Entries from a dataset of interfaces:
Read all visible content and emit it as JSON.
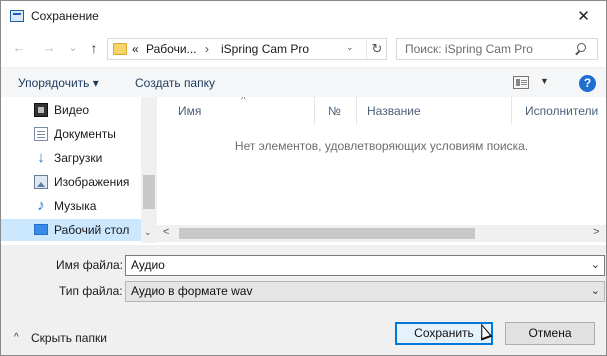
{
  "window": {
    "title": "Сохранение",
    "close_glyph": "✕"
  },
  "nav": {
    "back_glyph": "←",
    "forward_glyph": "→",
    "recent_glyph": "⌄",
    "up_glyph": "↑"
  },
  "address": {
    "overflow": "«",
    "crumb1": "Рабочи...",
    "separator": "›",
    "crumb2": "iSpring Cam Pro",
    "dropdown_glyph": "⌄",
    "refresh_glyph": "↻"
  },
  "search": {
    "placeholder": "Поиск: iSpring Cam Pro"
  },
  "toolbar": {
    "organize": "Упорядочить ▾",
    "new_folder": "Создать папку",
    "view_drop_glyph": "▼",
    "help_glyph": "?"
  },
  "sidebar": {
    "items": [
      {
        "label": "Видео",
        "icon": "video-icon"
      },
      {
        "label": "Документы",
        "icon": "documents-icon"
      },
      {
        "label": "Загрузки",
        "icon": "downloads-icon"
      },
      {
        "label": "Изображения",
        "icon": "pictures-icon"
      },
      {
        "label": "Музыка",
        "icon": "music-icon"
      },
      {
        "label": "Рабочий стол",
        "icon": "desktop-icon",
        "selected": true
      }
    ],
    "scroll_down_glyph": "⌄"
  },
  "filelist": {
    "columns": [
      "Имя",
      "№",
      "Название",
      "Исполнители"
    ],
    "sort_glyph": "^",
    "empty_message": "Нет элементов, удовлетворяющих условиям поиска.",
    "scroll_left_glyph": "<",
    "scroll_right_glyph": ">"
  },
  "form": {
    "filename_label": "Имя файла:",
    "filename_value": "Аудио",
    "filetype_label": "Тип файла:",
    "filetype_value": "Аудио в формате wav",
    "dropdown_glyph": "⌄"
  },
  "footer": {
    "hide_caret": "^",
    "hide_folders": "Скрыть папки",
    "save": "Сохранить",
    "cancel": "Отмена"
  },
  "colors": {
    "accent": "#0078d7",
    "selected_bg": "#cce8ff",
    "help_blue": "#1e6fd0"
  }
}
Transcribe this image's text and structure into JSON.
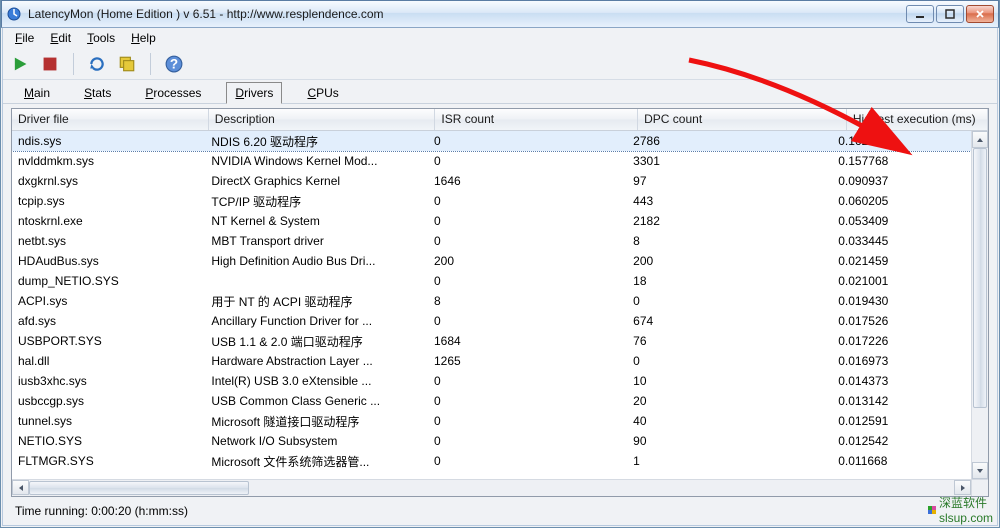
{
  "window": {
    "title": "LatencyMon  (Home Edition )   v 6.51 - http://www.resplendence.com"
  },
  "menubar": {
    "file_accel": "F",
    "file_rest": "ile",
    "edit_accel": "E",
    "edit_rest": "dit",
    "tools_accel": "T",
    "tools_rest": "ools",
    "help_accel": "H",
    "help_rest": "elp"
  },
  "tabs": [
    {
      "accel": "M",
      "rest": "ain"
    },
    {
      "accel": "S",
      "rest": "tats"
    },
    {
      "accel": "P",
      "rest": "rocesses"
    },
    {
      "accel": "D",
      "rest": "rivers"
    },
    {
      "accel": "C",
      "rest": "PUs"
    }
  ],
  "columns": [
    "Driver file",
    "Description",
    "ISR count",
    "DPC count",
    "Highest execution (ms)"
  ],
  "rows": [
    {
      "file": "ndis.sys",
      "desc": "NDIS 6.20 驱动程序",
      "isr": "0",
      "dpc": "2786",
      "hi": "0.162918",
      "selected": true
    },
    {
      "file": "nvlddmkm.sys",
      "desc": "NVIDIA Windows Kernel Mod...",
      "isr": "0",
      "dpc": "3301",
      "hi": "0.157768"
    },
    {
      "file": "dxgkrnl.sys",
      "desc": "DirectX Graphics Kernel",
      "isr": "1646",
      "dpc": "97",
      "hi": "0.090937"
    },
    {
      "file": "tcpip.sys",
      "desc": "TCP/IP 驱动程序",
      "isr": "0",
      "dpc": "443",
      "hi": "0.060205"
    },
    {
      "file": "ntoskrnl.exe",
      "desc": "NT Kernel & System",
      "isr": "0",
      "dpc": "2182",
      "hi": "0.053409"
    },
    {
      "file": "netbt.sys",
      "desc": "MBT Transport driver",
      "isr": "0",
      "dpc": "8",
      "hi": "0.033445"
    },
    {
      "file": "HDAudBus.sys",
      "desc": "High Definition Audio Bus Dri...",
      "isr": "200",
      "dpc": "200",
      "hi": "0.021459"
    },
    {
      "file": "dump_NETIO.SYS",
      "desc": "",
      "isr": "0",
      "dpc": "18",
      "hi": "0.021001"
    },
    {
      "file": "ACPI.sys",
      "desc": "用于 NT 的 ACPI 驱动程序",
      "isr": "8",
      "dpc": "0",
      "hi": "0.019430"
    },
    {
      "file": "afd.sys",
      "desc": "Ancillary Function Driver for ...",
      "isr": "0",
      "dpc": "674",
      "hi": "0.017526"
    },
    {
      "file": "USBPORT.SYS",
      "desc": "USB 1.1 & 2.0 端口驱动程序",
      "isr": "1684",
      "dpc": "76",
      "hi": "0.017226"
    },
    {
      "file": "hal.dll",
      "desc": "Hardware Abstraction Layer ...",
      "isr": "1265",
      "dpc": "0",
      "hi": "0.016973"
    },
    {
      "file": "iusb3xhc.sys",
      "desc": "Intel(R) USB 3.0 eXtensible ...",
      "isr": "0",
      "dpc": "10",
      "hi": "0.014373"
    },
    {
      "file": "usbccgp.sys",
      "desc": "USB Common Class Generic ...",
      "isr": "0",
      "dpc": "20",
      "hi": "0.013142"
    },
    {
      "file": "tunnel.sys",
      "desc": "Microsoft 隧道接口驱动程序",
      "isr": "0",
      "dpc": "40",
      "hi": "0.012591"
    },
    {
      "file": "NETIO.SYS",
      "desc": "Network I/O Subsystem",
      "isr": "0",
      "dpc": "90",
      "hi": "0.012542"
    },
    {
      "file": "FLTMGR.SYS",
      "desc": "Microsoft 文件系统筛选器管...",
      "isr": "0",
      "dpc": "1",
      "hi": "0.011668"
    }
  ],
  "status": {
    "text": "Time running: 0:00:20  (h:mm:ss)"
  },
  "watermark": {
    "line1": "深蓝软件",
    "line2": "slsup.com"
  }
}
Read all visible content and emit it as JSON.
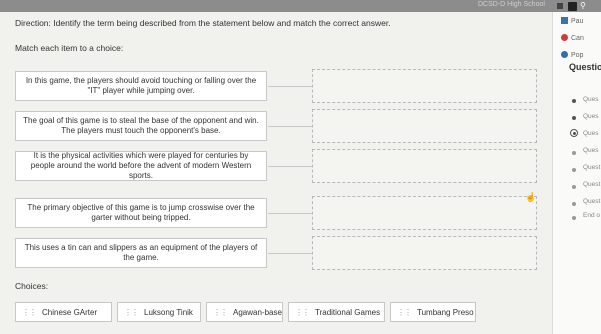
{
  "topbar": {
    "title": "DCSD-D High School"
  },
  "direction": "Direction: Identify the term being described from the statement below and match the correct answer.",
  "match_label": "Match each item to a choice:",
  "statements": [
    "In this game, the players should avoid touching or falling over the \"IT\" player while jumping over.",
    "The goal of this game is to steal the base of the opponent and win. The players must touch the opponent's base.",
    "It is the physical activities which were played for centuries by people around the world before the advent of modern Western sports.",
    "The primary objective of this game is to jump crosswise over the garter without being tripped.",
    "This uses a tin can and slippers as an equipment of the players of the game."
  ],
  "choices_label": "Choices:",
  "choices": [
    "Chinese GArter",
    "Luksong Tinik",
    "Agawan-base",
    "Traditional Games",
    "Tumbang Preso"
  ],
  "panel": {
    "controls": [
      "Pau",
      "Can",
      "Pop"
    ],
    "title": "Questio",
    "questions": [
      "Ques",
      "Ques",
      "Ques",
      "Ques",
      "Quest",
      "Quest",
      "Quest",
      "End o"
    ]
  },
  "colors": {
    "pause": "#3b6fb6",
    "cancel": "#d23a3a",
    "pop": "#2f6db5"
  }
}
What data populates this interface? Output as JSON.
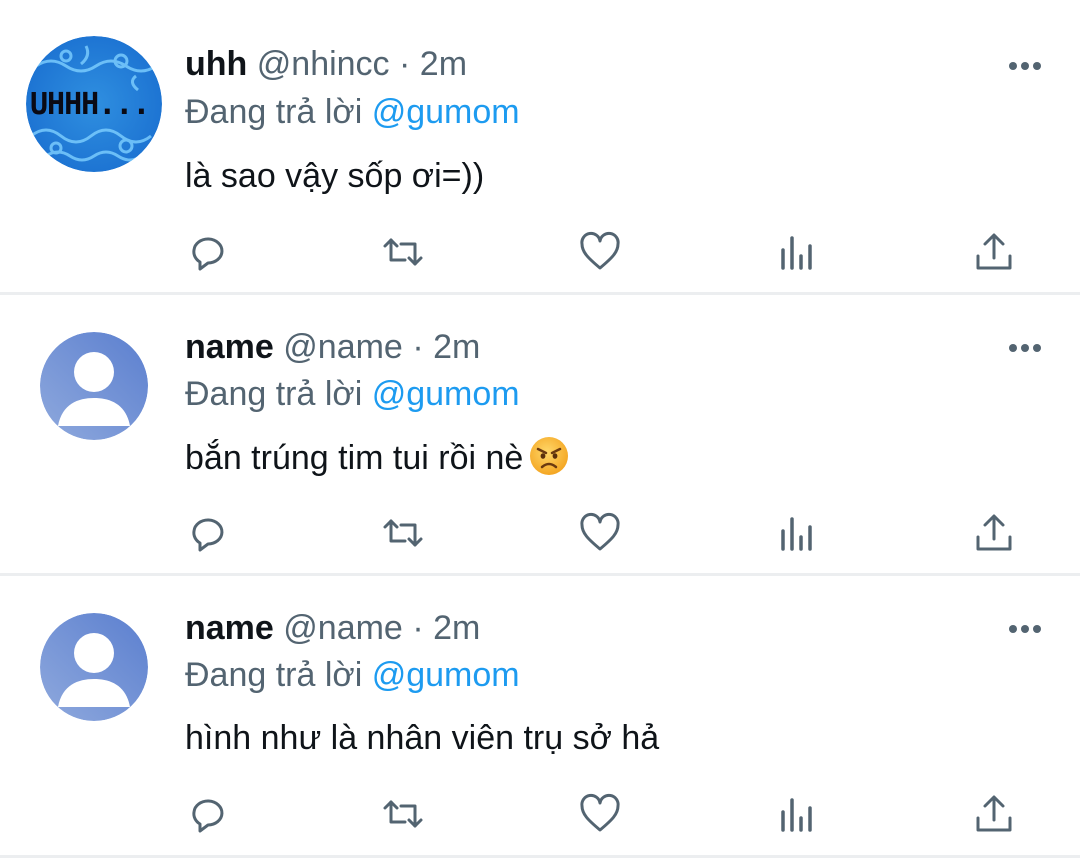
{
  "tweets": [
    {
      "display_name": "uhh",
      "handle": "@nhincc",
      "separator": "·",
      "time": "2m",
      "reply_prefix": "Đang trả lời",
      "reply_to": "@gumom",
      "text": "là sao vậy sốp ơi=))",
      "avatar": "uhhh-blue-pattern-avatar",
      "avatar_text": "UHHH..."
    },
    {
      "display_name": "name",
      "handle": "@name",
      "separator": "·",
      "time": "2m",
      "reply_prefix": "Đang trả lời",
      "reply_to": "@gumom",
      "text": "bắn trúng tim tui rồi nè",
      "emoji": "angry-face-emoji",
      "avatar": "default-avatar"
    },
    {
      "display_name": "name",
      "handle": "@name",
      "separator": "·",
      "time": "2m",
      "reply_prefix": "Đang trả lời",
      "reply_to": "@gumom",
      "text": "hình như là nhân viên trụ sở hả",
      "avatar": "default-avatar"
    }
  ],
  "icons": {
    "reply": "reply-icon",
    "retweet": "retweet-icon",
    "like": "like-icon",
    "views": "views-icon",
    "share": "share-icon",
    "more": "more-icon"
  },
  "colors": {
    "text": "#0f1419",
    "secondary": "#536471",
    "link": "#1d9bf0",
    "divider": "#eceef0",
    "avatar_gradient_start": "#8fa9dd",
    "avatar_gradient_end": "#5b7fcf"
  }
}
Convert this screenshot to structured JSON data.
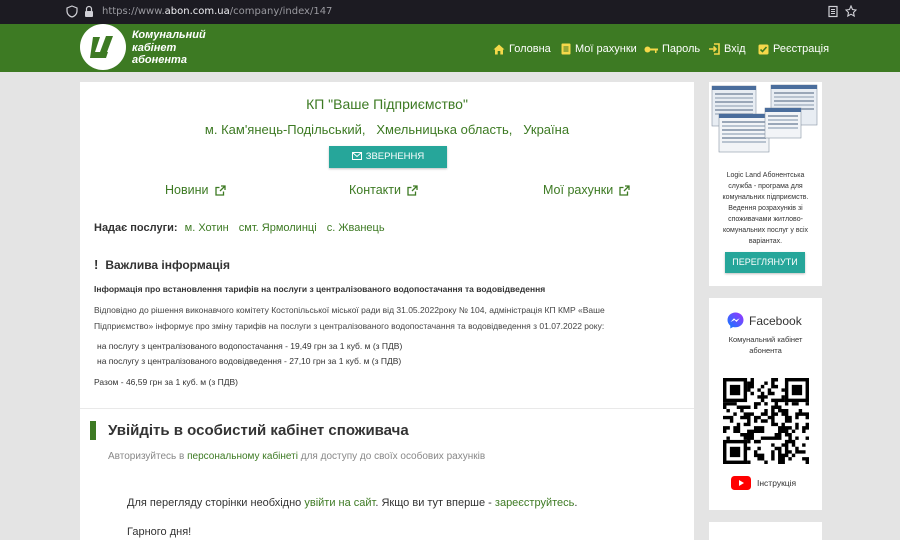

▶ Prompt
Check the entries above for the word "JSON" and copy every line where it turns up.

▶ Written answer
Read all visible content and emit it as JSON.
Transcribe this image's text and structure into JSON.
Read all visible content and emit it as JSON.
What data populates this interface? Output as JSON.
Convert this screenshot to structured JSON data.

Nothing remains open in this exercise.